The first full-length analysis of the development of artists' books as a 20th-century art form, this book explores more than 200 titles: their structure, form, and conceptualization. In this detailed examination of the works of many well-known book artists and publishers, such as William Blake, Marcel Duchamp, and Max Ernst, Johanna Drucker discusses the poetics of the book, the book as a metaphor, and books as narrative and non-narrative sequences, as in Ernst's surreal collage books. Covering the historical, theoretical, sociological, and technical aspects of the artist's book, Drucker, a printer, writer, and scholar who has been making artist's books since 1972, presents a comprehensive study of the medium within every significant modern art movement, from early 20th-century avant-garde, dadaism, and surrealism to the present.

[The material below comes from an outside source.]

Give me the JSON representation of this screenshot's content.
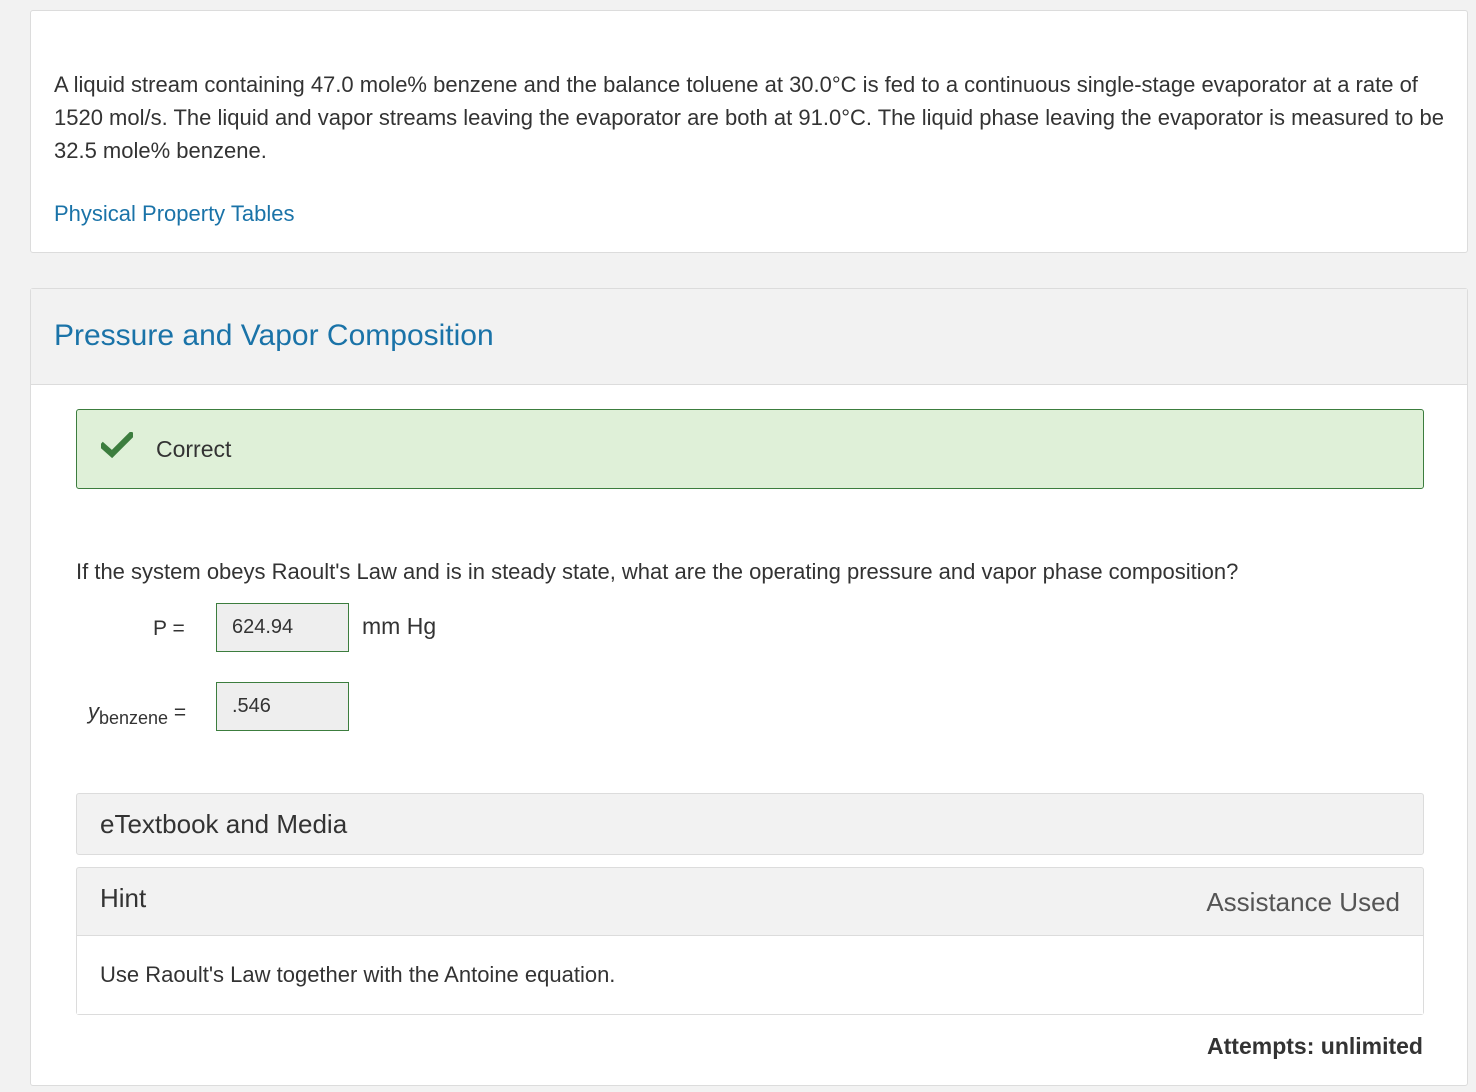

From Library Journal
A folded fan, a set of blocks, words embedded in lucite: artists' books are a singular form of imaginative expression. With the insight of the artist and the discernment of the art historian, Drucker (The Alphabet Labyrinth, LJ 2/15/95) details over 200 of these works, relating them to the variety of art movements of the last century and tracing their development in form and concept. This work, one of the first full-length studies available of artists' books, provides both a critical analysis of the structures themselves and a basis for further reflection on the philosophical and conceptual roles they play. From codex to document, from performance to self-image, the world of artists' books is made available to student and teacher, collector and connoisseur. A useful work for all art collections, both public and academic.?Paula Frosch, Metropolitan Museum of Art Lib., New York
Copyright 1996 Reed Business Information, Inc.